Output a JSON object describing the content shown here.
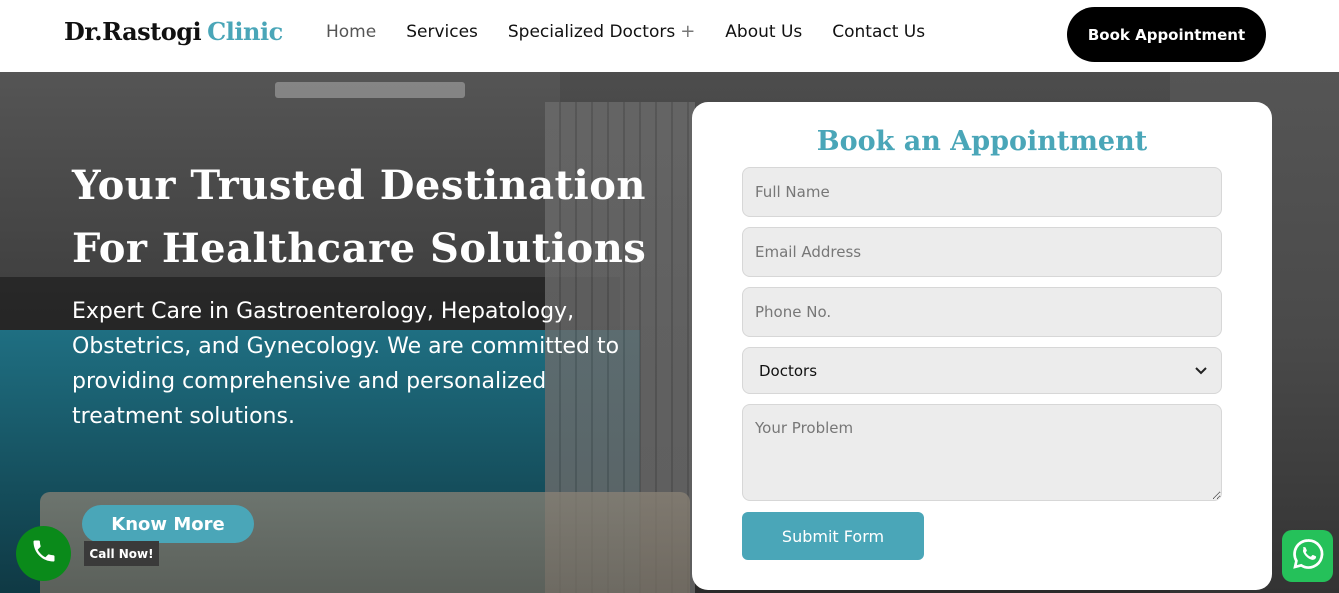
{
  "header": {
    "logo": {
      "part1": "Dr.Rastogi",
      "part2": "Clinic"
    },
    "nav": [
      {
        "label": "Home",
        "active": true
      },
      {
        "label": "Services"
      },
      {
        "label": "Specialized Doctors",
        "icon": "plus-icon"
      },
      {
        "label": "About Us"
      },
      {
        "label": "Contact Us"
      }
    ],
    "cta_label": "Book Appointment"
  },
  "hero": {
    "title": "Your Trusted Destination For Healthcare Solutions",
    "subtitle": "Expert Care in Gastroenterology, Hepatology, Obstetrics, and Gynecology. We are committed to providing comprehensive and personalized treatment solutions.",
    "button_label": "Know More"
  },
  "form": {
    "title": "Book an Appointment",
    "name_placeholder": "Full Name",
    "email_placeholder": "Email Address",
    "phone_placeholder": "Phone No.",
    "doctor_select": "Doctors",
    "problem_placeholder": "Your Problem",
    "submit_label": "Submit Form"
  },
  "widgets": {
    "call_label": "Call Now!",
    "call_icon": "phone-icon",
    "whatsapp_icon": "whatsapp-icon"
  },
  "colors": {
    "accent": "#4aa6b8",
    "cta_bg": "#000000",
    "call_green": "#0a8a1a",
    "whatsapp_green": "#25c15a"
  }
}
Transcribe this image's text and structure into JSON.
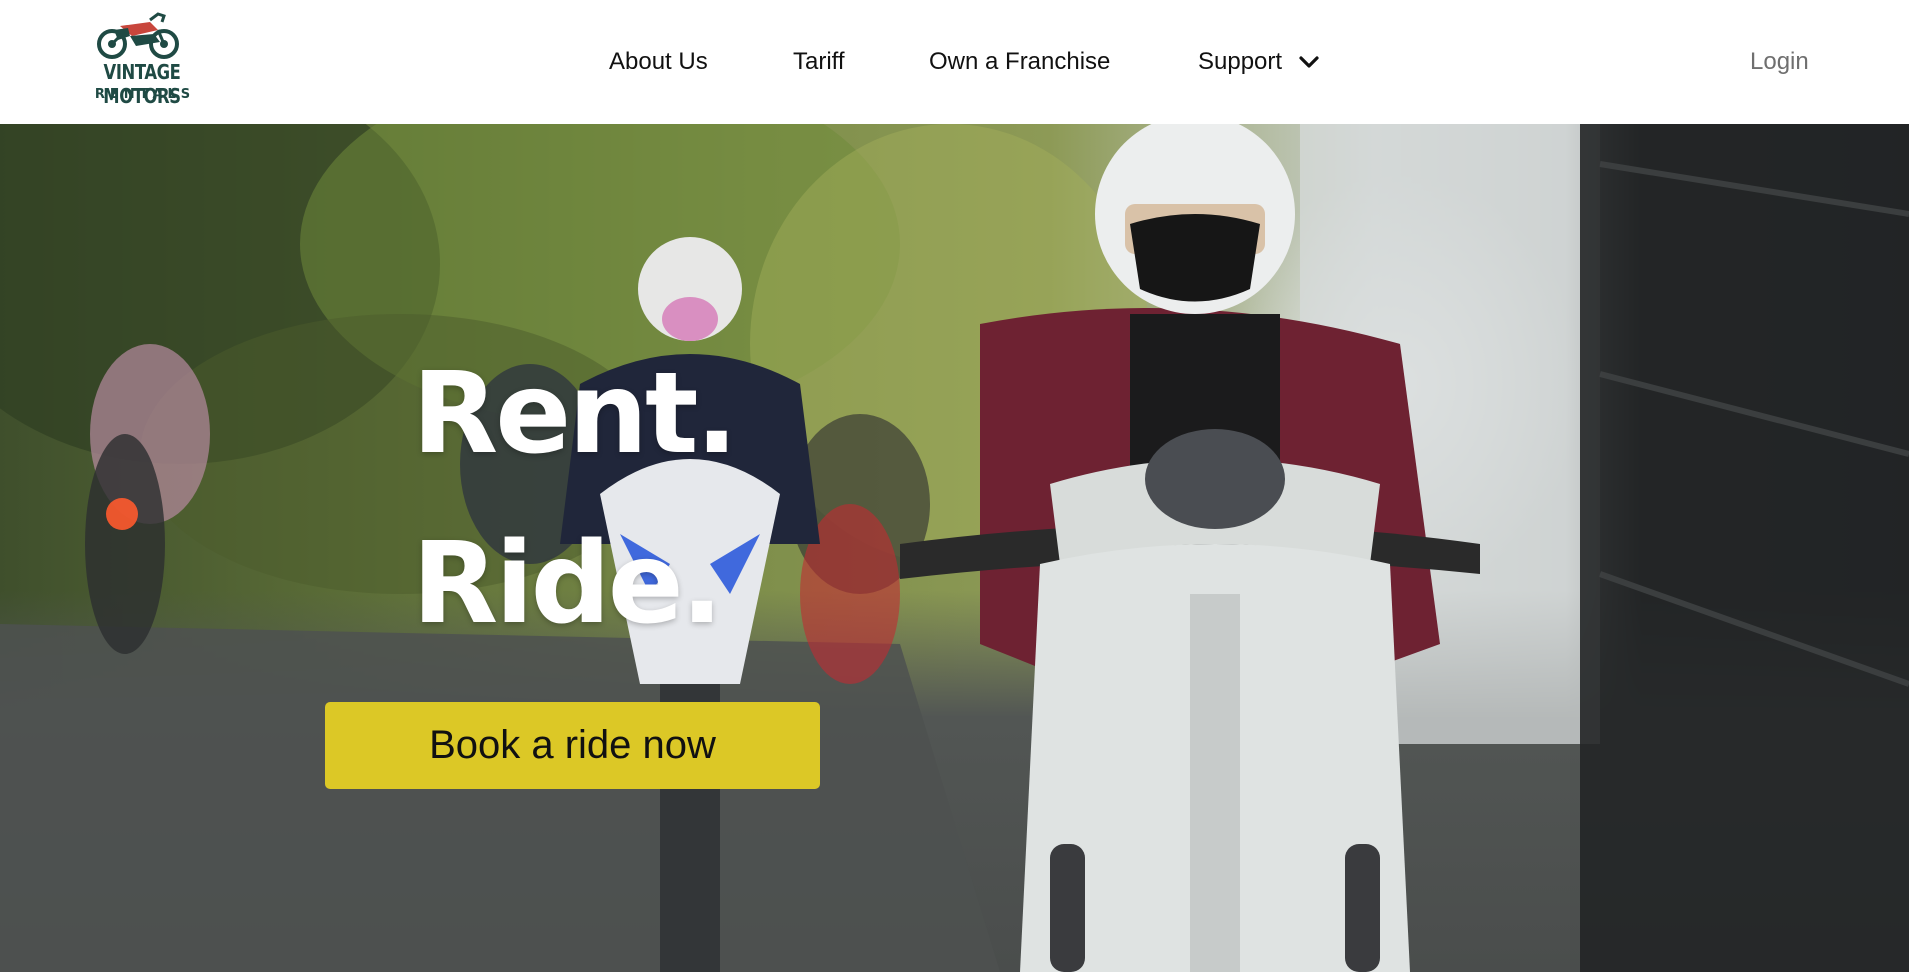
{
  "brand": {
    "name": "VINTAGE MOTORS",
    "sub": "RENTALS",
    "colors": {
      "primary": "#1f4a44",
      "accent": "#c8463c"
    }
  },
  "nav": {
    "items": [
      {
        "label": "About Us"
      },
      {
        "label": "Tariff"
      },
      {
        "label": "Own a Franchise"
      },
      {
        "label": "Support",
        "icon": "chevron-down-icon"
      }
    ],
    "login": "Login"
  },
  "hero": {
    "line1": "Rent.",
    "line2": "Ride.",
    "cta": "Book a ride now",
    "cta_color": "#dcc826",
    "image": "photo of riders on scooters on a tree-lined street"
  }
}
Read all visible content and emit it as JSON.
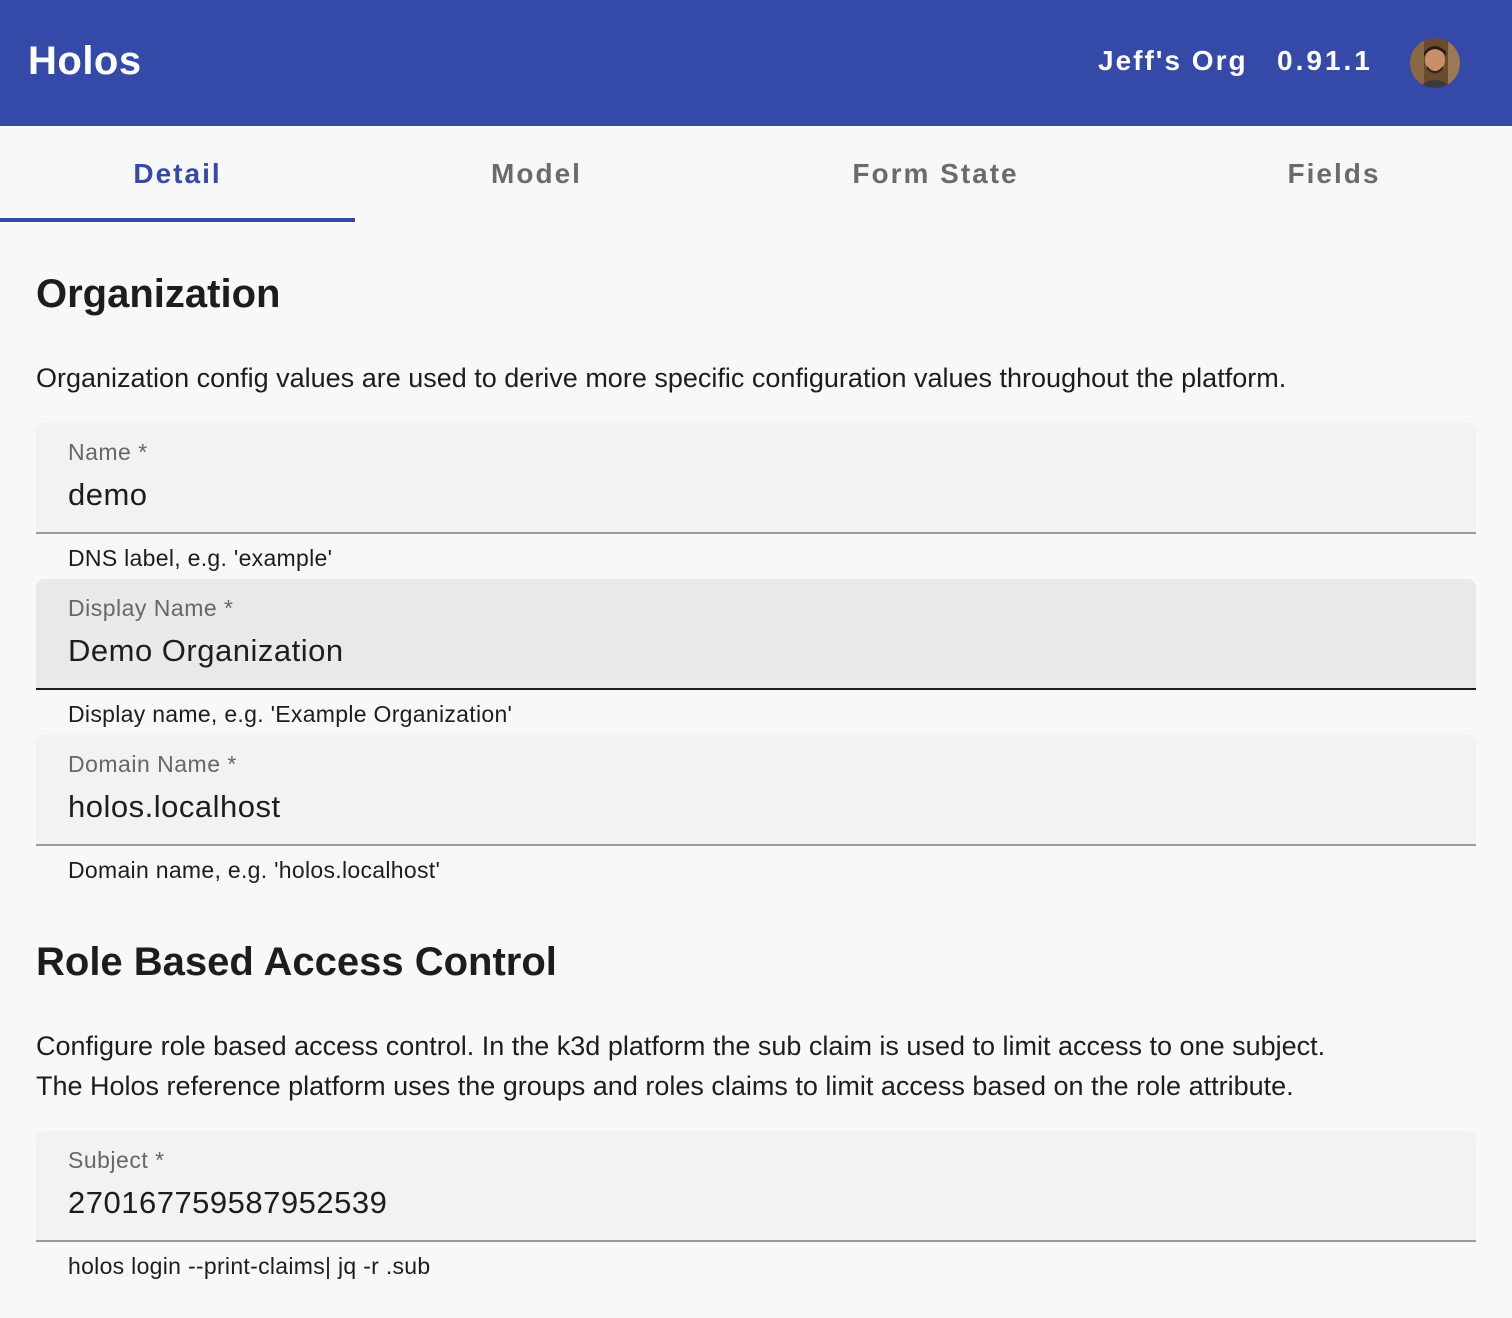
{
  "header": {
    "app_title": "Holos",
    "org_name": "Jeff's Org",
    "version": "0.91.1",
    "avatar_icon": "user-avatar"
  },
  "tabs": [
    {
      "label": "Detail",
      "active": true
    },
    {
      "label": "Model",
      "active": false
    },
    {
      "label": "Form State",
      "active": false
    },
    {
      "label": "Fields",
      "active": false
    }
  ],
  "organization": {
    "title": "Organization",
    "description": "Organization config values are used to derive more specific configuration values throughout the platform.",
    "fields": [
      {
        "label": "Name *",
        "value": "demo",
        "hint": "DNS label, e.g. 'example'"
      },
      {
        "label": "Display Name *",
        "value": "Demo Organization",
        "hint": "Display name, e.g. 'Example Organization'"
      },
      {
        "label": "Domain Name *",
        "value": "holos.localhost",
        "hint": "Domain name, e.g. 'holos.localhost'"
      }
    ]
  },
  "rbac": {
    "title": "Role Based Access Control",
    "description_line1": "Configure role based access control. In the k3d platform the sub claim is used to limit access to one subject.",
    "description_line2": "The Holos reference platform uses the groups and roles claims to limit access based on the role attribute.",
    "fields": [
      {
        "label": "Subject *",
        "value": "270167759587952539",
        "hint": "holos login --print-claims| jq -r .sub"
      }
    ]
  },
  "colors": {
    "primary": "#3449a8",
    "background": "#f8f8f8",
    "field_background": "#f2f2f2"
  }
}
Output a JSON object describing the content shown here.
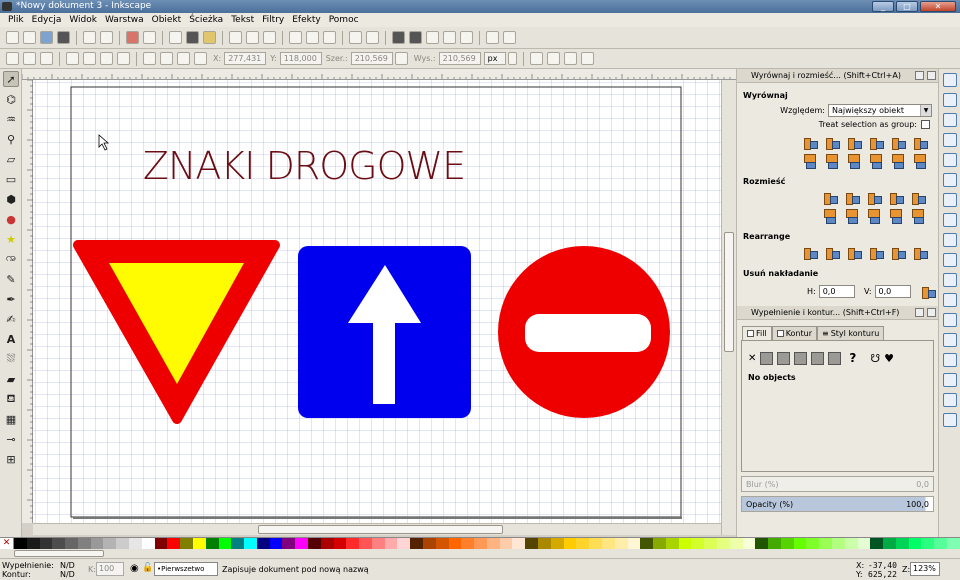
{
  "window": {
    "title": "*Nowy dokument 3 - Inkscape"
  },
  "menu": [
    "Plik",
    "Edycja",
    "Widok",
    "Warstwa",
    "Obiekt",
    "Ścieżka",
    "Tekst",
    "Filtry",
    "Efekty",
    "Pomoc"
  ],
  "select_toolbar": {
    "x_label": "X:",
    "x_value": "277,431",
    "y_label": "Y:",
    "y_value": "118,000",
    "w_label": "Szer.:",
    "w_value": "210,569",
    "h_label": "Wys.:",
    "h_value": "210,569",
    "unit": "px"
  },
  "canvas": {
    "title": "ZNAKI DROGOWE",
    "title_color": "#6b0d14",
    "colors": {
      "red": "#ee0000",
      "yellow": "#fffb00",
      "blue": "#0000ee",
      "white": "#ffffff",
      "grid": "#9aa6dd"
    }
  },
  "align_panel": {
    "title": "Wyrównaj i rozmieść... (Shift+Ctrl+A)",
    "section_align": "Wyrównaj",
    "relative_label": "Względem:",
    "relative_value": "Największy obiekt",
    "treat_group": "Treat selection as group:",
    "section_distribute": "Rozmieść",
    "section_rearrange": "Rearrange",
    "section_overlap": "Usuń nakładanie",
    "h_label": "H:",
    "h_value": "0,0",
    "v_label": "V:",
    "v_value": "0,0"
  },
  "fill_panel": {
    "title": "Wypełnienie i kontur... (Shift+Ctrl+F)",
    "tab_fill": "Fill",
    "tab_stroke": "Kontur",
    "tab_stroke_style": "Styl konturu",
    "no_objects": "No objects",
    "blur_label": "Blur (%)",
    "blur_value": "0,0",
    "opacity_label": "Opacity (%)",
    "opacity_value": "100,0"
  },
  "palette": [
    "#000000",
    "#1a1a1a",
    "#333333",
    "#4d4d4d",
    "#666666",
    "#808080",
    "#999999",
    "#b3b3b3",
    "#cccccc",
    "#e6e6e6",
    "#ffffff",
    "#800000",
    "#ff0000",
    "#808000",
    "#ffff00",
    "#008000",
    "#00ff00",
    "#008080",
    "#00ffff",
    "#000080",
    "#0000ff",
    "#800080",
    "#ff00ff",
    "#550000",
    "#aa0000",
    "#d40000",
    "#ff2a2a",
    "#ff5555",
    "#ff8080",
    "#ffaaaa",
    "#ffd5d5",
    "#552200",
    "#aa4400",
    "#d45500",
    "#ff6600",
    "#ff7f2a",
    "#ff9955",
    "#ffb380",
    "#ffccaa",
    "#ffe6d5",
    "#554400",
    "#aa8800",
    "#d4aa00",
    "#ffcc00",
    "#ffd42a",
    "#ffdd55",
    "#ffe680",
    "#ffeeaa",
    "#fff6d5",
    "#445500",
    "#88aa00",
    "#aad400",
    "#ccff00",
    "#d4ff2a",
    "#ddff55",
    "#e5ff80",
    "#eeffaa",
    "#f6ffd5",
    "#225500",
    "#44aa00",
    "#55d400",
    "#66ff00",
    "#7fff2a",
    "#99ff55",
    "#b3ff80",
    "#ccffaa",
    "#e5ffd5",
    "#005522",
    "#00aa44",
    "#00d455",
    "#00ff66",
    "#2aff80",
    "#55ff99",
    "#80ffb3"
  ],
  "status": {
    "fill_label": "Wypełnienie:",
    "fill_value": "N/D",
    "stroke_label": "Kontur:",
    "stroke_value": "N/D",
    "opacity_label": "K:",
    "opacity_value": "100",
    "layer": "•Pierwszetwo",
    "message": "Zapisuje dokument pod nową nazwą",
    "x_label": "X:",
    "x_value": "-37,40",
    "y_label": "Y:",
    "y_value": "625,22",
    "zoom_label": "Z:",
    "zoom_value": "123%"
  }
}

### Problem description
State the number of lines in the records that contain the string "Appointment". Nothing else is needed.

### The answer
2